Task details:
Every line with "Categorías" in it must be copied from the data.

(Beginning of Supplied data)

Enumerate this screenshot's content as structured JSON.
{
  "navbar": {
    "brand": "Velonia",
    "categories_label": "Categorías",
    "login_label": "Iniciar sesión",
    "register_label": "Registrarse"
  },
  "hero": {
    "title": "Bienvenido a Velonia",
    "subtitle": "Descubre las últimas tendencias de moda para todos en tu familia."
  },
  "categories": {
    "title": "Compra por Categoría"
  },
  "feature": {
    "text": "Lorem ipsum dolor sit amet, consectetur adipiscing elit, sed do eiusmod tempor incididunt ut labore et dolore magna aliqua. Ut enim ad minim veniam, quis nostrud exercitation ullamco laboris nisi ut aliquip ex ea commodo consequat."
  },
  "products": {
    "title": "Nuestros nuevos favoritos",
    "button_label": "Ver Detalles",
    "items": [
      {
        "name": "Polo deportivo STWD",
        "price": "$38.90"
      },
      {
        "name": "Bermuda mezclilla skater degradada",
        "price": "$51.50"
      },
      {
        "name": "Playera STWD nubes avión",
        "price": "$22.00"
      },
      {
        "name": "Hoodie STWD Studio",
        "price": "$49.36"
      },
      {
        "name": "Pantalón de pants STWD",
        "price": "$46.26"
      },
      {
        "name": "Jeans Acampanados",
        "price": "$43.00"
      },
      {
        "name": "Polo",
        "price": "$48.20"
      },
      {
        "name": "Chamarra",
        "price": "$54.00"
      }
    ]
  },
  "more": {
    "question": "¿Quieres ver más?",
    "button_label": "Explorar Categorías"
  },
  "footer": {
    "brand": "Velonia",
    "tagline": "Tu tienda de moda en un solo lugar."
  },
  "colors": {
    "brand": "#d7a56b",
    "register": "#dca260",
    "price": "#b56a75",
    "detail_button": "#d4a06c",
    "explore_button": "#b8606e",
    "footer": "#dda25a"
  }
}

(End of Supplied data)

Task result:
    "categories_label": "Categorías",
    "button_label": "Explorar Categorías"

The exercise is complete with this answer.